Palin 2.0? Bachmann Tells ABC News, "I'm In!"
Tea Party darling sits down for exclusive ABC News interview in Iowa
March 24, 2011 -- Just over ten months before next February's Iowa caucuses Sarah Palin is returning from a recent trip to Israel. But Tea Party darling Rep. Michele Bachmann is already hitting the Hawkeye state capital.
Unlike Palin, all signs point to Bachmann running for the Republican presidential nomination later this year. In an Iowa version of ABC News' "Subway Series" shot on the Des Moines city trolley, the Minnesota Republican told ABC's Jonathan Karl, "I'm in."
Well, sort of.

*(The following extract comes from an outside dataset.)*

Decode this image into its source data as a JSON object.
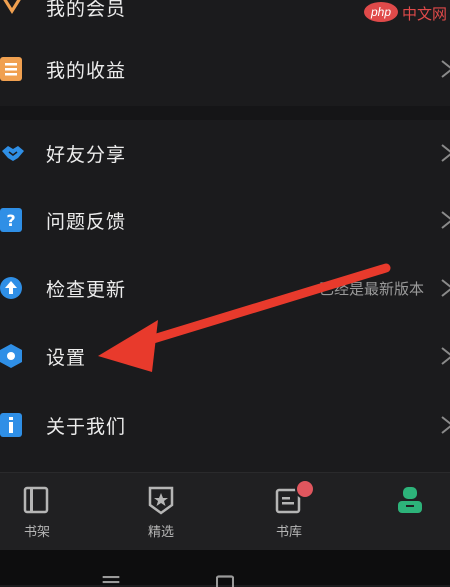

"I'm in for 2012 in that I want to be a part of the conversation in making sure that President Obama only serves one term, not two, because I want to make sure that we get someone who's going to be making the country work again. That's what I'm in for," Bachmann said.

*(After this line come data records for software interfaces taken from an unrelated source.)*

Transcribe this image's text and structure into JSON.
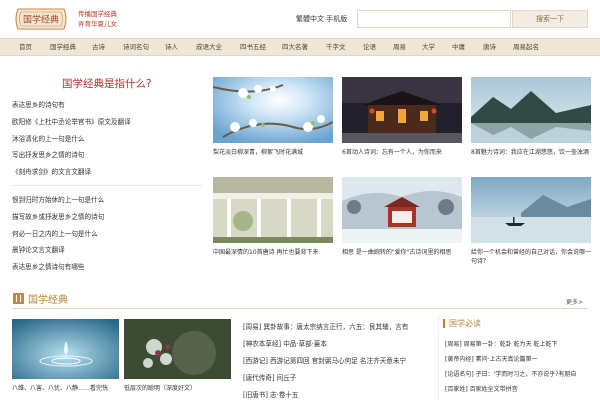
{
  "header": {
    "logo_text": "国学经典",
    "slogan_line1": "传播国学经典",
    "slogan_line2": "弄育华夏儿女",
    "lang_traditional": "繁體中文",
    "lang_mobile": "手机版",
    "search_placeholder": "",
    "search_button": "搜索一下"
  },
  "nav": {
    "items": [
      "首页",
      "国学经典",
      "古诗",
      "诗词名句",
      "诗人",
      "成语大全",
      "四书五经",
      "四大名著",
      "千字文",
      "论语",
      "周易",
      "大学",
      "中庸",
      "唐诗",
      "周易起名"
    ]
  },
  "intro": {
    "title": "国学经典是指什么?",
    "links_top": [
      "表达思乡的诗句有",
      "欧阳修《上杜中丞论举官书》原文及翻译",
      "沐浴清化的上一句是什么",
      "写出抒发思乡之情的诗句",
      "《刻舟求剑》的文言文翻译"
    ],
    "links_bottom": [
      "恨到归时方始休的上一句是什么",
      "描写故乡或抒发思乡之情的诗句",
      "何必一日之内的上一句是什么",
      "晨钟论文言文翻译",
      "表达思乡之情诗句有哪些"
    ]
  },
  "cards": [
    {
      "caption": "梨花淡白柳深青，柳絮飞时花满城"
    },
    {
      "caption": "6首动人诗词：忘有一个人，为你而来"
    },
    {
      "caption": "8首魅力诗词：我应在江湖悠悠，饮一壶浊酒"
    },
    {
      "caption": "中国最深情的10首唐诗 再忙也要背下来"
    },
    {
      "caption": "相思 是一曲婉转的\"爱你\"古诗词里的相思"
    },
    {
      "caption": "给你一个机会和曾经的自己对话，你会说哪一句诗？"
    }
  ],
  "section": {
    "title": "国学经典",
    "more": "更多>"
  },
  "bottom_cards": [
    {
      "caption": "八维、八害、八优、八静……看完恍"
    },
    {
      "caption": "低层次的聪明（深度好文）"
    }
  ],
  "classics_list": [
    "[周易] 巽卦故事：唐太宗纳言正行，六五：艮其辅，言有",
    "[神农本草经] 中品·草部·蓋本",
    "[西游记] 西游记第四回 官封弼马心何足 名注齐天意未宁",
    "[唐代传奇] 间丘子",
    "[旧唐书] 志·卷十五"
  ],
  "must_read": {
    "title": "国学必读",
    "items": [
      "[周易] 周易第一卦：乾卦 乾为天 乾上乾下",
      "[黄帝内经] 素问·上古天真论篇第一",
      "[论语名句] 子曰：'学而时习之，不亦说乎?有朋自",
      "[百家姓] 百家姓全文带拼音"
    ]
  },
  "colors": {
    "accent_red": "#b5322a",
    "accent_gold": "#b8863d",
    "nav_bg": "#efe6d6"
  }
}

"But I haven't made a decision yet to announce, obviously, if I'm a candidate or not, but I'm in for the conversation."
She said the feedback she has gotten thus far about a possible White House run has been "encouraging." And she thinks the president is beatable.

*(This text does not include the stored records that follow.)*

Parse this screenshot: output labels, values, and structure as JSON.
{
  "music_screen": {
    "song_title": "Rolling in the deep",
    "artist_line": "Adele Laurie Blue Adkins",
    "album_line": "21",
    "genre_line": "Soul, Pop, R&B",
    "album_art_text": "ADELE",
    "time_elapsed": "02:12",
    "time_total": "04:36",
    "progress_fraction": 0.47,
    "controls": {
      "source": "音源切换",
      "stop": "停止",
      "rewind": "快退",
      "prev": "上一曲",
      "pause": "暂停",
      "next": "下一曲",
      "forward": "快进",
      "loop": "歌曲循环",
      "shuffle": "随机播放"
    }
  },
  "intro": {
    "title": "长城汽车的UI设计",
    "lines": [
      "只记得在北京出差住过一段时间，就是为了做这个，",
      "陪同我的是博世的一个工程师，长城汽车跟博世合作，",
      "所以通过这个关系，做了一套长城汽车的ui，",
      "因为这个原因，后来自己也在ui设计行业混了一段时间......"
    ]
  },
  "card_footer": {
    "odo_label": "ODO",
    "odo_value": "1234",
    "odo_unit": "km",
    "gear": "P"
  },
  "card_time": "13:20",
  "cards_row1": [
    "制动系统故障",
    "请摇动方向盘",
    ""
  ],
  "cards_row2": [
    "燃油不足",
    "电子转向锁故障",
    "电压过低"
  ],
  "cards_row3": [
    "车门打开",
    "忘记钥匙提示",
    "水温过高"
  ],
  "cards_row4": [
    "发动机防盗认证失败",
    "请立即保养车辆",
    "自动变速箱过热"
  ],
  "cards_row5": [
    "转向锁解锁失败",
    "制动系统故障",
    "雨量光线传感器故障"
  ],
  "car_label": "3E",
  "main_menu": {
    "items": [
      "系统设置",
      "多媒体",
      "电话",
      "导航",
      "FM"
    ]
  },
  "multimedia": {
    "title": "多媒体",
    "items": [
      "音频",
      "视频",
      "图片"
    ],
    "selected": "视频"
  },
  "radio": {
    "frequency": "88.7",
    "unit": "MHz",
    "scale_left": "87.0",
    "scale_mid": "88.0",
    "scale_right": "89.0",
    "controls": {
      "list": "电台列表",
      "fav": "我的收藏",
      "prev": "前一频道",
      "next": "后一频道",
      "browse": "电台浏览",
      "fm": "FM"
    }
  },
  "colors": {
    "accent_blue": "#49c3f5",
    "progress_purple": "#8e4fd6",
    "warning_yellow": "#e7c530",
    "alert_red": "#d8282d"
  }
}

"I think that right now if the election were today I don't think that the president would be re-elected," she said.
In the wide-ranging interview, Bachmann, first elected in 2007, portrayed GOP leaders in Congress as weak-kneed moderates more eager to compromise with the president rather than confront him.
"We need to go toe-to-toe, eyeball-to-eyeball with the president and say, Mr. President, you are wrong on the government takeover of healthcare."
As a new member of the House Intelligence Committee, Bachmann had some stinging criticism for the Obama's handling of the situation in Libya.
"I look at the Libya situation and I think it's very concerning because the president essentially decided that American air sorties, air strikes, would be made with American soldiers and because of that, we're committed now," she said.
"I think that this is an effort where we're now engaged in Iraq and Afghanistan and to extend our troops into a third venue, with no overriding goal, no overriding objective, and no ending point, I think, is very dangerous."